Leveraging Operational Intelligence for Proactive Insights, Part 3

Lyndsay Wise's picture
 By | juni 15, 2018
juni 15, 2018

Part 1 and Part 2 of this blog series evaluated the importance of tying business goals to technology outcomes, specifically in relation to business intelligence and analytics use. These blogs also discussed technology use and industry and competitive factors to evaluate what is needed for operational intelligence use and why business outcomes are tied in to overall success.

Part 3 looks at practical ways to shift towards operational intelligence and take advantage of frameworks and technologies that support the organization’s BI maturity needs. These include:

1. Actionable Insights

Saying that BI and Analytics need to be tied to actionable outcomes is easier said than done. Many organizations focus on creating BI applications that replace legacy reporting solutions but do not take into account different ways of evaluating data needs. It is important to provide accurate reporting and analytics. At the same time, operationalizing analytics access requires a new way of thinking as information is delivered differently and operational insights needs real-time mindset to decision making.

Doing so effectively requires the ability to leverage operational intelligence – from an architectural standpoint to make sure that the database technology available supports real-time data access. Beyond capabilities, developing actionable insights involves a shift in mindset. Organizations should evaluate what their top business challenges are and the information they need to gain insight into the causes and effects of those challenges. This may be an iterative approach but organizations can start by identifying the insights they are getting from operational insights that were not available to them before hand and develop an understanding of the implications of having access to this new level of insight.

2. Automation and Digitization

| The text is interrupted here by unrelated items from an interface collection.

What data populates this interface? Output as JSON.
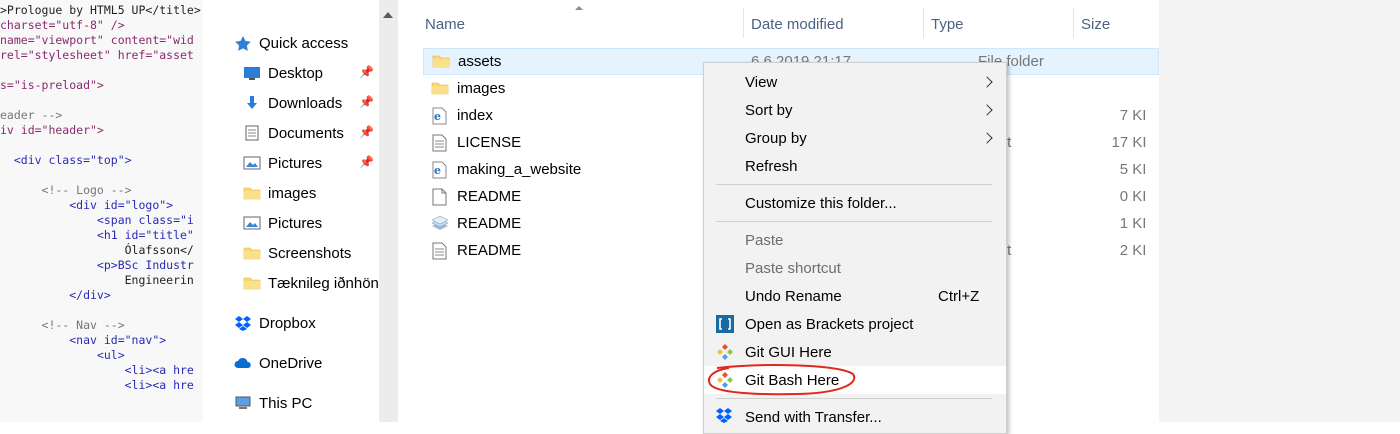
{
  "code_editor": {
    "lines": [
      ">Prologue by HTML5 UP</title>",
      "charset=\"utf-8\" />",
      "name=\"viewport\" content=\"wid",
      "rel=\"stylesheet\" href=\"asset",
      "",
      "s=\"is-preload\">",
      "",
      "eader -->",
      "iv id=\"header\">",
      "",
      "  <div class=\"top\">",
      "",
      "      <!-- Logo -->",
      "          <div id=\"logo\">",
      "              <span class=\"i",
      "              <h1 id=\"title\"",
      "                  Ólafsson</",
      "              <p>BSc Industr",
      "                  Engineerin",
      "          </div>",
      "",
      "      <!-- Nav -->",
      "          <nav id=\"nav\">",
      "              <ul>",
      "                  <li><a hre",
      "                  <li><a hre"
    ]
  },
  "nav": {
    "items": [
      {
        "label": "Quick access",
        "icon": "star-icon"
      },
      {
        "label": "Desktop",
        "icon": "desktop-icon",
        "pinned": true
      },
      {
        "label": "Downloads",
        "icon": "download-icon",
        "pinned": true
      },
      {
        "label": "Documents",
        "icon": "documents-icon",
        "pinned": true
      },
      {
        "label": "Pictures",
        "icon": "pictures-icon",
        "pinned": true
      },
      {
        "label": "images",
        "icon": "folder-icon"
      },
      {
        "label": "Pictures",
        "icon": "pictures-icon"
      },
      {
        "label": "Screenshots",
        "icon": "folder-icon"
      },
      {
        "label": "Tæknileg iðnhönn",
        "icon": "folder-icon"
      },
      {
        "label": "Dropbox",
        "icon": "dropbox-icon"
      },
      {
        "label": "OneDrive",
        "icon": "cloud-icon"
      },
      {
        "label": "This PC",
        "icon": "computer-icon"
      }
    ],
    "pin_glyph": "📌"
  },
  "columns": {
    "name": "Name",
    "date_modified": "Date modified",
    "type": "Type",
    "size": "Size"
  },
  "files": [
    {
      "name": "assets",
      "icon": "folder-icon",
      "date": "6.6.2019 21:17",
      "type": "File folder",
      "size": "",
      "selected": true
    },
    {
      "name": "images",
      "icon": "folder-icon",
      "date": "",
      "type": "",
      "size": ""
    },
    {
      "name": "index",
      "icon": "html-file-icon",
      "date": "",
      "type": "",
      "size": "7 KI"
    },
    {
      "name": "LICENSE",
      "icon": "text-file-icon",
      "date": "",
      "type": "ment",
      "size": "17 KI"
    },
    {
      "name": "making_a_website",
      "icon": "html-file-icon",
      "date": "",
      "type": "",
      "size": "5 KI"
    },
    {
      "name": "README",
      "icon": "blank-file-icon",
      "date": "",
      "type": "",
      "size": "0 KI"
    },
    {
      "name": "README",
      "icon": "stack-file-icon",
      "date": "",
      "type": "",
      "size": "1 KI"
    },
    {
      "name": "README",
      "icon": "text-file-icon",
      "date": "",
      "type": "ment",
      "size": "2 KI"
    }
  ],
  "context_menu": {
    "items": [
      {
        "label": "View",
        "submenu": true
      },
      {
        "label": "Sort by",
        "submenu": true
      },
      {
        "label": "Group by",
        "submenu": true
      },
      {
        "label": "Refresh"
      },
      {
        "separator": true
      },
      {
        "label": "Customize this folder..."
      },
      {
        "separator": true
      },
      {
        "label": "Paste",
        "disabled": true
      },
      {
        "label": "Paste shortcut",
        "disabled": true
      },
      {
        "label": "Undo Rename",
        "shortcut": "Ctrl+Z"
      },
      {
        "label": "Open as Brackets project",
        "icon": "brackets-icon"
      },
      {
        "label": "Git GUI Here",
        "icon": "git-icon"
      },
      {
        "label": "Git Bash Here",
        "icon": "git-icon",
        "highlighted": true
      },
      {
        "separator": true
      },
      {
        "label": "Send with Transfer...",
        "icon": "dropbox-icon"
      }
    ]
  },
  "colors": {
    "selection_bg": "#e5f3ff",
    "header_text": "#4d6182",
    "menu_bg": "#f2f2f2",
    "annotation": "#e0281c",
    "folder": "#f8d775",
    "dropbox": "#0061fe"
  }
}
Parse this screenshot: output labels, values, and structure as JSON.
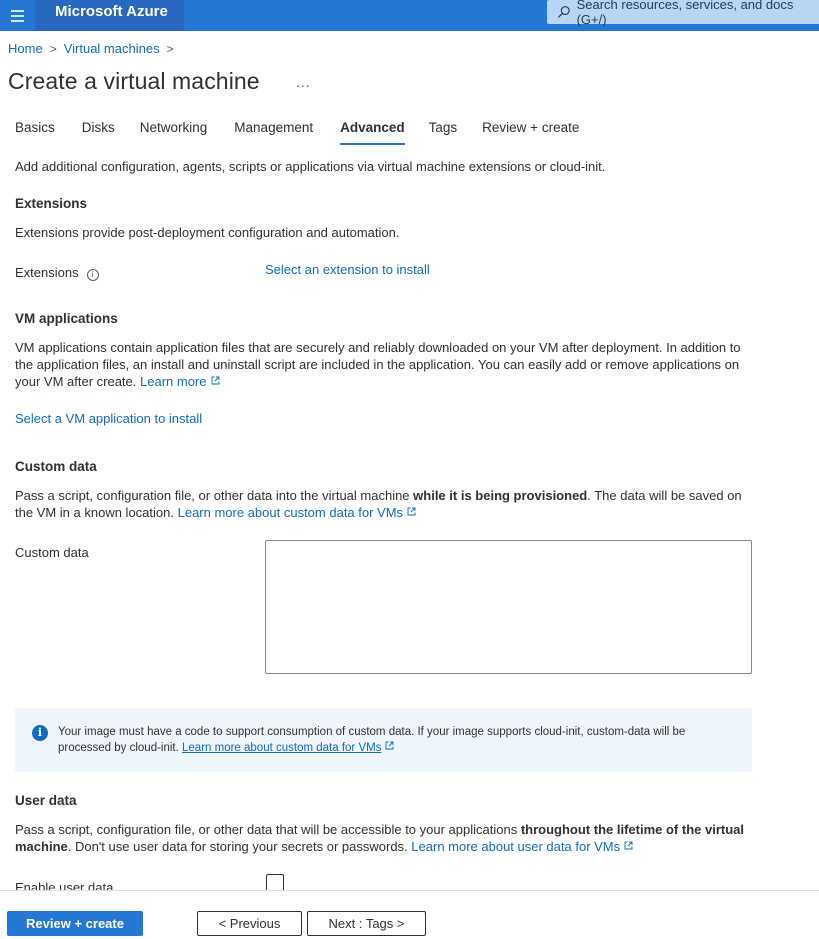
{
  "topbar": {
    "brand": "Microsoft Azure",
    "search_placeholder": "Search resources, services, and docs (G+/)",
    "colors": {
      "bar": "#2478d4",
      "brand_bg": "#2868c0",
      "search_bg": "#b8d6f2"
    }
  },
  "breadcrumb": {
    "items": [
      "Home",
      "Virtual machines"
    ],
    "separator": ">"
  },
  "page": {
    "title": "Create a virtual machine",
    "more_label": "..."
  },
  "tabs": [
    {
      "label": "Basics",
      "active": false
    },
    {
      "label": "Disks",
      "active": false
    },
    {
      "label": "Networking",
      "active": false
    },
    {
      "label": "Management",
      "active": false
    },
    {
      "label": "Advanced",
      "active": true
    },
    {
      "label": "Tags",
      "active": false
    },
    {
      "label": "Review + create",
      "active": false
    }
  ],
  "intro": "Add additional configuration, agents, scripts or applications via virtual machine extensions or cloud-init.",
  "extensions": {
    "heading": "Extensions",
    "description": "Extensions provide post-deployment configuration and automation.",
    "field_label": "Extensions",
    "field_link": "Select an extension to install"
  },
  "vm_applications": {
    "heading": "VM applications",
    "description_line1": "VM applications contain application files that are securely and reliably downloaded on your VM after deployment. In addition to",
    "description_line2": "the application files, an install and uninstall script are included in the application. You can easily add or remove applications on",
    "description_line3": "your VM after create.",
    "learn_more": "Learn more",
    "select_link": "Select a VM application to install"
  },
  "custom_data": {
    "heading": "Custom data",
    "desc_part1": "Pass a script, configuration file, or other data into the virtual machine ",
    "desc_bold": "while it is being provisioned",
    "desc_part2": ". The data will be saved on",
    "desc_line2": "the VM in a known location.",
    "learn_more": "Learn more about custom data for VMs",
    "field_label": "Custom data",
    "field_value": ""
  },
  "info_box": {
    "line1": "Your image must have a code to support consumption of custom data. If your image supports cloud-init, custom-data will be",
    "line2": "processed by cloud-init.",
    "link": "Learn more about custom data for VMs"
  },
  "user_data": {
    "heading": "User data",
    "desc_part1": "Pass a script, configuration file, or other data that will be accessible to your applications ",
    "desc_bold1": "throughout the lifetime of the virtual",
    "desc_bold2": "machine",
    "desc_part2": ". Don't use user data for storing your secrets or passwords.",
    "learn_more": "Learn more about user data for VMs",
    "enable_label": "Enable user data",
    "enabled": false
  },
  "footer": {
    "review_create": "Review + create",
    "previous": "< Previous",
    "next": "Next : Tags >"
  }
}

Part of operational intelligence involves the ability to automate processes and create a holistic view of the organization through better visibility into data. From a business perspective, companies should evaluate the benefits of automation and digitization beyond time savings alone and create accost benefit analysis to understand how better and automated access to data supports operations and information insight. Doing so may require a lot of work, but ends up being worth the payoff as it supports better overall insights and also ties into data governance, reliability, value, and broader master data management. The reality is that leveraging operational analytics to support better proactive insights requires looking at data with fresh eyes and taking a holistic approach to data management and analytics access. By automating processes and digitizing access to data assets, organizations can support direct correlation between data access and business value.

3. Data Governance and the Rest

Data governance and broader data management should not be left out when looking at operational intelligence. Without strong data assets and the ability to trust data, it becomes a challenge to validate information outcomes on many different levels. Although data governance, security, and privacy are all areas that organizations struggle with, many still see these initiatives as separate from analytics. Unfortunately, these companies will only get so far with their BI initiatives due to a lack of understanding of the importance of data governance and how it supports business outcomes. If an organization does not have an understanding of what their data means and how it is managed, it becomes difficult to tie any analytics outputs to business outcomes.

In conclusion, operational intelligence is complex and requires a shift in technology adoption and the way people think about analytics in general. As we move forward, simply developing a set of metrics without tying them to proactive business insights, will lead to a lack of value coming from analytics deployments. To get the most out of BI and analytics, organizations need to tie the business outcomes they desire to operational intelligence and the development of broader business goals.